Erin is also one of the very few women in the country heading a distribution house.  She states that she has encountered very little pushback, and her breadth of knowledge allays any concerns a supplier or retail establishment could drum up. Her reputation precedes her. She does acknowledge that things might have been different if she had signed with a macro distributor. The different establishments she would have interacted with might have tipped the balance in a less than favorable way for her and her career.  Erin sees more diversity in the industry now than ever before, and predicts an expanded presence in all tiers. She actively works to bring women in contact with craft beer as a co-founder of the Baltimore Beer Babes, and has helped introduce consumers from all backgrounds to the wonders of craft beverages. This is the industry, the craft industry (whether beer, wine or spirits) and it is her favorite part of the job, working with people- because as a whole they are really good people. This is also where she reminds me that she met her best friend Alice Kistner, owner of Mahaffey’s because of this industry.

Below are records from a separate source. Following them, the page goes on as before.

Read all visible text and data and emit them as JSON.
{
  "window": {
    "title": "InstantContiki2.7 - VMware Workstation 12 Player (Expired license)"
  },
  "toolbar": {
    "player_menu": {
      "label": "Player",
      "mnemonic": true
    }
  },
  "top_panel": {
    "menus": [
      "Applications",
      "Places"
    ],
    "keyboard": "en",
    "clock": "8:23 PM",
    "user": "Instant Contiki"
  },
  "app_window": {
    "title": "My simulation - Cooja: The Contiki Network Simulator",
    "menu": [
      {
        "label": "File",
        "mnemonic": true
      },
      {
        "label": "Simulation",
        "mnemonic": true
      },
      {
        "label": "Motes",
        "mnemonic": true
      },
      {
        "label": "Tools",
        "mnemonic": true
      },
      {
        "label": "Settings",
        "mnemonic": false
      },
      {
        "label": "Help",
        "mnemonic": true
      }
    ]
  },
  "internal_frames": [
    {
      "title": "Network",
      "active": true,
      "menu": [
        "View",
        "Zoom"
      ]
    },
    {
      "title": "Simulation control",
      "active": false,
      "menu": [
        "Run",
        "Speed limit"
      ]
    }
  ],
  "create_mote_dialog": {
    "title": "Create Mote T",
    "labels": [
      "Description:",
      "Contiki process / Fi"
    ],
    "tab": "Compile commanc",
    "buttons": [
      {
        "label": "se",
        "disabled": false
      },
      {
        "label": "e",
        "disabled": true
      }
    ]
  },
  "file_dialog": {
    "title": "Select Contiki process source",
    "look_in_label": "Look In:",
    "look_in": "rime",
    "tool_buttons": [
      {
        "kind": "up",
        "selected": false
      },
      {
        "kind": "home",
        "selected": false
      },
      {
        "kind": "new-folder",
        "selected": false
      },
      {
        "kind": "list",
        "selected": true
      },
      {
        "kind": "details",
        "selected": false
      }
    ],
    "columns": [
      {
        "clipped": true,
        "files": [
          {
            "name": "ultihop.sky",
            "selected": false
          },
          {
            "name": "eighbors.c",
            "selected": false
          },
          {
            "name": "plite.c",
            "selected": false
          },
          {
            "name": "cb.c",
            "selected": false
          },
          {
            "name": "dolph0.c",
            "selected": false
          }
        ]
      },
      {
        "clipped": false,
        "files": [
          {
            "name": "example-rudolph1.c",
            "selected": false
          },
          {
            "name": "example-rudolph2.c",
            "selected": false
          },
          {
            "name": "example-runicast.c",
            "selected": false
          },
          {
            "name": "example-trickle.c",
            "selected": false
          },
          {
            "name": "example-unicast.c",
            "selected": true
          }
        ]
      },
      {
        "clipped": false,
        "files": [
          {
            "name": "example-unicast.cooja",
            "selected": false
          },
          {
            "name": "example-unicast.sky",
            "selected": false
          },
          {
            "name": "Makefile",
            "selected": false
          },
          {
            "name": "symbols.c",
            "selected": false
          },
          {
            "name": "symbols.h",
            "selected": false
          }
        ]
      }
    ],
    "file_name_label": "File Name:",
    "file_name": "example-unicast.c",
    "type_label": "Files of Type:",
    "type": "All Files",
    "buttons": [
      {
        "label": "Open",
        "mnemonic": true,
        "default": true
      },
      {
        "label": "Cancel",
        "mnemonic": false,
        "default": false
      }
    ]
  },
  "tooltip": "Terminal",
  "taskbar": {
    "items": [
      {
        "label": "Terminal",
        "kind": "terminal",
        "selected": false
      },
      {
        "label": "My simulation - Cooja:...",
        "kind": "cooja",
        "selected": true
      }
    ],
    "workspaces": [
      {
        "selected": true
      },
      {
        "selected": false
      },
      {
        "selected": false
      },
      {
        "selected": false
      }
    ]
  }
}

Years ago when Erin was just a sales rep and Mahaffey’s was one of her clients (when Wayne still owned it) Alice walked in to apply for a job. That was at the beginning of a wonderful and lifelong friendship that has continued to solidify to this day, and even includes annual tropical vacations.

Alice Kistner and Erin Tyler at Mahaffey’s

What does the future hold for Erin and Legends? Personally, she will finish the MBA she has been pursuing at University of Baltimore, and travel. Travelling affords time to completely detach (no cell service) and immerse herself in something entirely new. Croatia was restorative, and stunningly beautiful, while Estonia revealed a burgeoning craft brewing world filled with unexpected and delicious IPA’s. Kosovo, Macedonia, and Albania are next on the itinerary. As for Legends? The focus will shift to a very proactive approach since the last few years have been reactive with the growth of the market. Spending time on strategic/long term planning is priority as Erin wants Legends to be the best specialty beverage distributor in the state in five years. Erin also wants to be the person behind the great breakthrough in craft beer distribution…stay tuned. One thing is certain, she is not leaving Legends:

“I can’t imagine doing anything else- they are my family!”

They are very lucky to have her. Unfailingly Erin operates in the best interest of her suppliers the way she operates in the best interests of her employees, reminding me- “without them where would we be?” I would add to that…without Erin where would Legends be? There is no question they are far better positioned because of her, as are all of their partners from suppliers to retail shops.

After nearly three hours spent on the intricacies of the business, Erin left me with a few golden nuggets to get excited about;

  1. Union Craft Brewing’s release of a new year round IPA- Divine (the name suits it perfectly)
  2. Firestone Walker’s release of Rosalee
  3. Oskar Blues Guns n’ Rosés Ale
  4. Better Wine Company Nitro Rosé in cans

They all sound intriguing! So put on a little David Bowie, or just watch Labyrinth and take a sip of that delightful craft beverage and be grateful Erin and Legends are here in Maryland to deliver it to you- always fresh!

Sláinte